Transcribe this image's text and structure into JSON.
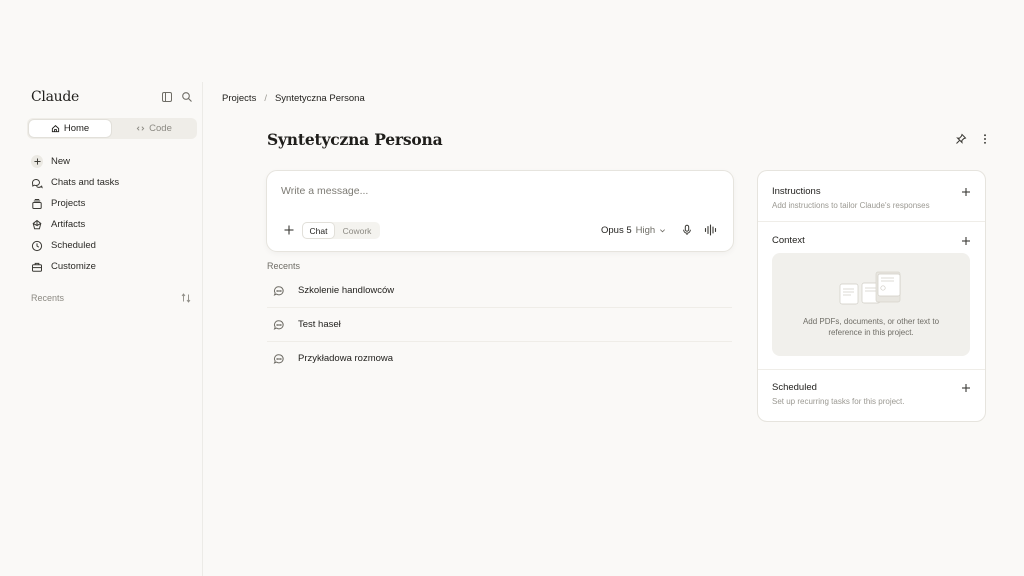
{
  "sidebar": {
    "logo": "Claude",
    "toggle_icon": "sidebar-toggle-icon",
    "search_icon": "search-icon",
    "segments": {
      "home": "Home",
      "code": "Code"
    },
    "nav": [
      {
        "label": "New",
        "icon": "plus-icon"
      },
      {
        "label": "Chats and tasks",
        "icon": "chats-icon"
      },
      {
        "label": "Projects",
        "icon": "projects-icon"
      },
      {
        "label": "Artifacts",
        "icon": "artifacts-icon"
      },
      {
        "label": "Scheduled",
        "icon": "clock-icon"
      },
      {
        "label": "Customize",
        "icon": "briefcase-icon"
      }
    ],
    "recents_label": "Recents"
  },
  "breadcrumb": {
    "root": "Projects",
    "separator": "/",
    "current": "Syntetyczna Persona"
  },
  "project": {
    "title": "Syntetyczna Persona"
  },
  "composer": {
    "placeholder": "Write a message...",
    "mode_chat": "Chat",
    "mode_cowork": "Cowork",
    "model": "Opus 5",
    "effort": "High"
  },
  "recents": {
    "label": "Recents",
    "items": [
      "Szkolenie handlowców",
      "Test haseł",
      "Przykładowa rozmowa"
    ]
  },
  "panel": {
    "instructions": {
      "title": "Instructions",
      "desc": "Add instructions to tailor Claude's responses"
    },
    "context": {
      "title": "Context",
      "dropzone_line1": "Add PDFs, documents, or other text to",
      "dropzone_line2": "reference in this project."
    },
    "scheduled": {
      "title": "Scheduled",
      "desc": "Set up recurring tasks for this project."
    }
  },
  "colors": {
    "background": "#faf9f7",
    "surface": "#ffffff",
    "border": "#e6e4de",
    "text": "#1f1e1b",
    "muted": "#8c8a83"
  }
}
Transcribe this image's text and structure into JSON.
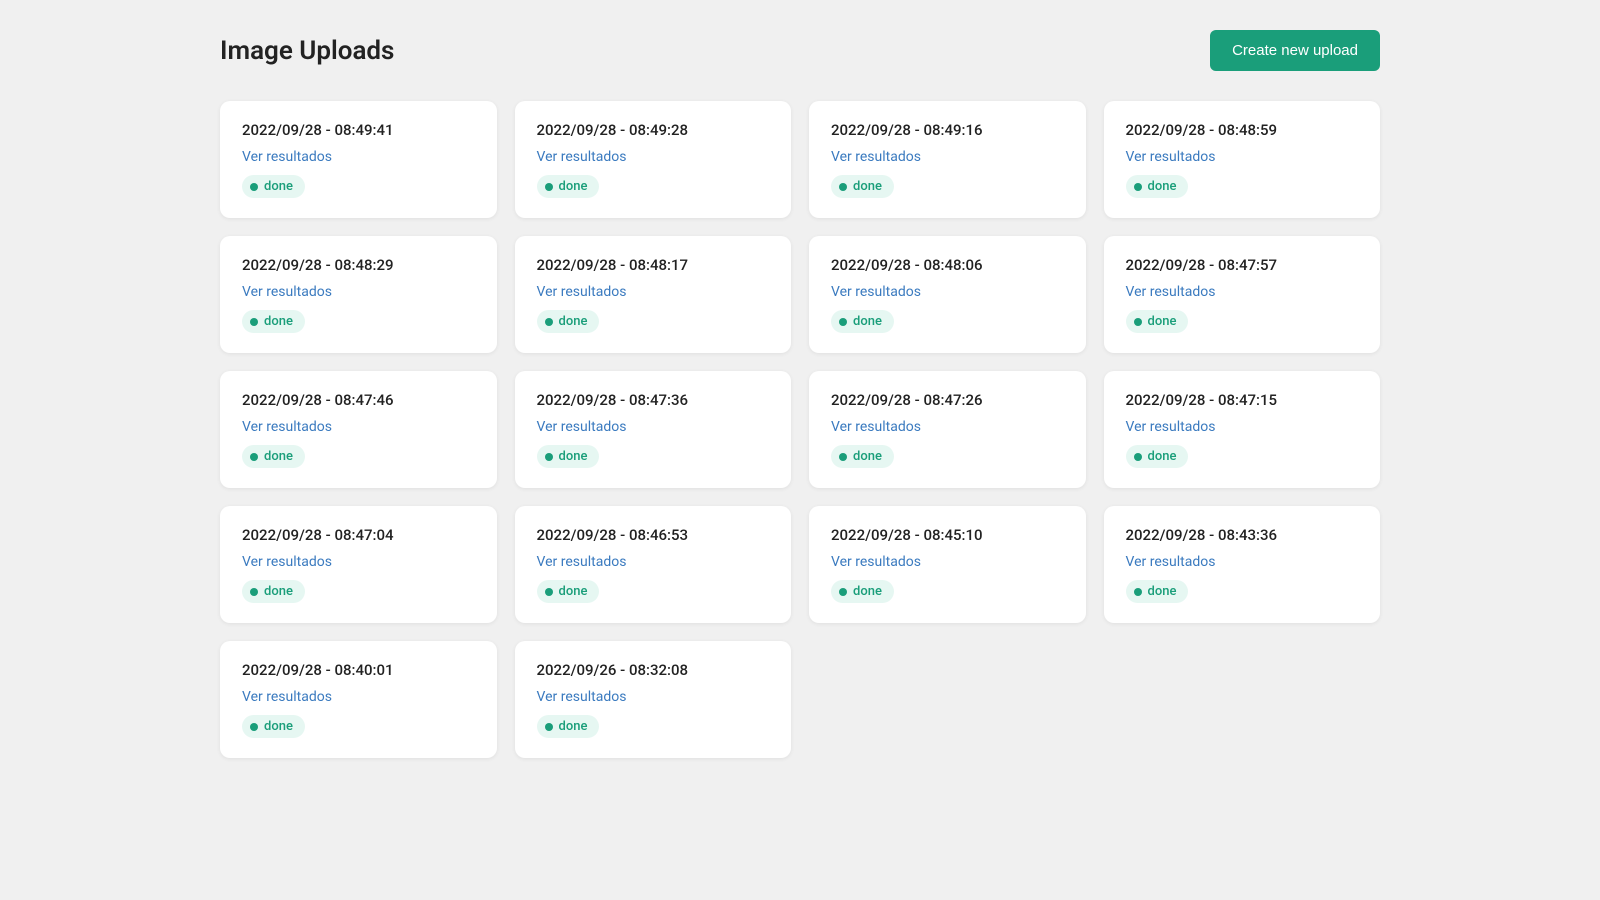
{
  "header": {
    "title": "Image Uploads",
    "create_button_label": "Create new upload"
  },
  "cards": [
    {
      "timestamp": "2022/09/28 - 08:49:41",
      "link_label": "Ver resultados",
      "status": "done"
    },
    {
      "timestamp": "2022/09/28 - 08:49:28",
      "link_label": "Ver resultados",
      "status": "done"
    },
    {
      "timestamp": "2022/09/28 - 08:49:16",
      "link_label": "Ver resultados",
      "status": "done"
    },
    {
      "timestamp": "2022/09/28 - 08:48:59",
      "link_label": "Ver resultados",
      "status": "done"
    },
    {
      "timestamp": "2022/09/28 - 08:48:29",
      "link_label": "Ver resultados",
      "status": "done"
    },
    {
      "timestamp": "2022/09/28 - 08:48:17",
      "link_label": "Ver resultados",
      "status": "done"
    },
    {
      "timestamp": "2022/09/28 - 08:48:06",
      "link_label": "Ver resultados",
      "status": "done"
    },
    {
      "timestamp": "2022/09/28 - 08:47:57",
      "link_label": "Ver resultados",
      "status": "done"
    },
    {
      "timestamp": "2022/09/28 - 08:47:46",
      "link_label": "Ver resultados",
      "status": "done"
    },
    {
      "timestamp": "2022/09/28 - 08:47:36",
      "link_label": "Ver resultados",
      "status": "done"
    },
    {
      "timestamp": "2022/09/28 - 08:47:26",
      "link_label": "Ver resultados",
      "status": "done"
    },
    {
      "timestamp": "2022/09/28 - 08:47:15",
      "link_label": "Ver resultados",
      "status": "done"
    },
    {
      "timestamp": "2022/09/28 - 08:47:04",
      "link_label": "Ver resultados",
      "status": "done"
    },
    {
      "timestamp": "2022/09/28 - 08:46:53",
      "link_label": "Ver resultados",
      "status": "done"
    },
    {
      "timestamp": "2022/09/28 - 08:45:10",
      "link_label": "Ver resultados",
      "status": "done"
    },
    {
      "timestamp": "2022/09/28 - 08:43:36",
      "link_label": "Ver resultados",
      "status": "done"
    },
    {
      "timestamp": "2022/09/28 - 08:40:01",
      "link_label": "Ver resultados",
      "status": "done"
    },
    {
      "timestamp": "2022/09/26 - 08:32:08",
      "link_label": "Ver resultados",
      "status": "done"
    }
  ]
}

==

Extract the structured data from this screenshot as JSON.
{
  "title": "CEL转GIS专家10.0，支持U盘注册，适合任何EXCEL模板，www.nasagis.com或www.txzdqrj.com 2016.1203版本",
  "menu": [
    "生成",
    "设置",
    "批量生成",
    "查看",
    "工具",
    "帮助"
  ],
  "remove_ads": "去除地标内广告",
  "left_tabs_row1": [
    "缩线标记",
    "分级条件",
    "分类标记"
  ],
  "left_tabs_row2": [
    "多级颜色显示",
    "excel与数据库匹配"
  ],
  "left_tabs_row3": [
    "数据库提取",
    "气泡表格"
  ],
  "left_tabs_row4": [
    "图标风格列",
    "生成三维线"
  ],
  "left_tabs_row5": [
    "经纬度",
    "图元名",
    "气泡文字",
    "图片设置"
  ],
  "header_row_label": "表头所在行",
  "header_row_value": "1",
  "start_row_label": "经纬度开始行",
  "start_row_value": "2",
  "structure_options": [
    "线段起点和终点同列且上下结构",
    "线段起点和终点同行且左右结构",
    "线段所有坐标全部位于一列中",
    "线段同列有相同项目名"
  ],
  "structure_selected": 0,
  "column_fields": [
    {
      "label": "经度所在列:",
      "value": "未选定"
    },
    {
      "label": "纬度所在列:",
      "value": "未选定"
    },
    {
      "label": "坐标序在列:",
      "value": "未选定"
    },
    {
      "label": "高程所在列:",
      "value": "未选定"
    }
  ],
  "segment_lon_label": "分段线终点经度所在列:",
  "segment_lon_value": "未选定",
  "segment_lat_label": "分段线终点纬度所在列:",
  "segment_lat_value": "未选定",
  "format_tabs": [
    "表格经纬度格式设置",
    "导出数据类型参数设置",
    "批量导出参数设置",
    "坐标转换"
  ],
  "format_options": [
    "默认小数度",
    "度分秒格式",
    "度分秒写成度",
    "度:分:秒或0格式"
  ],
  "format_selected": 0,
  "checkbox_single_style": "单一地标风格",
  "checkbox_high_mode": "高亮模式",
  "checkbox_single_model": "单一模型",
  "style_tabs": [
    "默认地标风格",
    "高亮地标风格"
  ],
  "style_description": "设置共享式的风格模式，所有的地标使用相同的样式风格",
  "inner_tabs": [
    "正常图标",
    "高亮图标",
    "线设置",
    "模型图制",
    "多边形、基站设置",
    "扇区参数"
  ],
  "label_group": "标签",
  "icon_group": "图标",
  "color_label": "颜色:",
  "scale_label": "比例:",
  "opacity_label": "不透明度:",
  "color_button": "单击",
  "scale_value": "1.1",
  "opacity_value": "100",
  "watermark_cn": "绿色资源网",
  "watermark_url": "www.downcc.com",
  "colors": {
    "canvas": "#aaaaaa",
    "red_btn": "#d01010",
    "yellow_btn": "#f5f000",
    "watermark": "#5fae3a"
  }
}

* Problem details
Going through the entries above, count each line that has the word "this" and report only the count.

* Exercise result
5